Olderhood Introduces New Learn About Money Management and Investing Workshop Series by Robin Trimingham
As many of our readers are aware, when my business partner Bill Storie and I are not blogging or interviewing guests on our weekly radio show, we provide retirement life transition workshops and consulting to corporate clients. When we first started offering these workshops we “imagined” that our content would only be of interest to people nearing retirement age.
Much to our surprise, however, we started receiving requests for workshops for younger and younger audiences and these requests have often been driven by a need for financial literacy and basic money management information. Never one to shy away from a challenge, we now have life transition workshops to meet the meets of three different generations in the workplace and our latest corporate workshop series was attended by 193 employees ranging in age from 25 – 67 years.
In an effort to further expand our subject matter and make these workshops available to as many people as possible, we have recently teamed up with Butterfield Bank and the Bermuda Stock Exchange (BSX) to provide a series of free “Money Matters” workshops to help Bermuda residents learn about long-term money management and investments.
These “Money Matters” workshops are open to the public and focus on helping people learn how to use long-range budgeting techniques to manage money more efficiently, increase opportunities to save for the future, and to gain a better understanding of various investment vehicles available to them. The objective of the workshops is to help people gain an increased understanding of the importance of saving for the future and acquiring the necessary skills to make sound investment decisions.

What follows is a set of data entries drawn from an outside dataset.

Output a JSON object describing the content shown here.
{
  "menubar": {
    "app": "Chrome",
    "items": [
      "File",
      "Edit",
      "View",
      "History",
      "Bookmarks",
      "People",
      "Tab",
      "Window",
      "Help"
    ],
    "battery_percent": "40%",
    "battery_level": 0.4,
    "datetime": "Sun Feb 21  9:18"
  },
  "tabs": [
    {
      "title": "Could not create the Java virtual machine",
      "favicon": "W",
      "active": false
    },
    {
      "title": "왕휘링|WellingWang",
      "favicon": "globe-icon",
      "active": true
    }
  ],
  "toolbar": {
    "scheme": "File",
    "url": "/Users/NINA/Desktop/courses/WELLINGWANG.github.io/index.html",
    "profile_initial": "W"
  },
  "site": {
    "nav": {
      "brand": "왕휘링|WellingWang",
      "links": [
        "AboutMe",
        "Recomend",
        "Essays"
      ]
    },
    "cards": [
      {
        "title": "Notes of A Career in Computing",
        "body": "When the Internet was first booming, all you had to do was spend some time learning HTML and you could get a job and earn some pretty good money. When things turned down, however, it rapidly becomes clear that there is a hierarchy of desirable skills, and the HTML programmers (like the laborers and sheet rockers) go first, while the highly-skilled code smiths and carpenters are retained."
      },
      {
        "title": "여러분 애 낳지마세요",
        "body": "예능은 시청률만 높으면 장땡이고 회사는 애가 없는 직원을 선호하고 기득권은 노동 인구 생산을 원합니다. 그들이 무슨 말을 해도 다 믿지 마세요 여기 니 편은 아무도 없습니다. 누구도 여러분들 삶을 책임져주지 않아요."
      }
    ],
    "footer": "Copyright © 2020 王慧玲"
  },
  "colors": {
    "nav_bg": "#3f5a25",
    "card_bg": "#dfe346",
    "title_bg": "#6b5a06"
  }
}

In many cases, people who are good at their chosen profession may have difficulty understanding the various elements of good financial planning. They seem to concentrate on increasing their wealth base as a step towards retirement, yet sometimes forget that a wealth base in retirement is only as good as the cash it spins off. For example, if you own a house (the one you live in) and then buy another house as a vacation home then your net worth may have increased, but the second house does not spin off cash – it is certainly an asset, but it is not a cash-generating asset. Likewise, your pension. It is an asset for sure, but in the majority of cases you can’t use the funds therein, apart from receiving a monthly pension in cash. In other words, your overall funds are effectively frozen. It is of course a good idea to keep building your pension fund, but it won’t allow you to buy that boat or new car when you retire – at best you will have increased your monthly pension. So, is that truly a “useable” asset?
Understanding the principles of saving and investing is critical to making prudent investment decisions and workshop will help people of all ages establish financial goals and plan steps to achieve them.
The next workshop on Wednesday October 24th is filled to capacity but we plan to offer another workshop towards the end of November.
By Robin Trimingham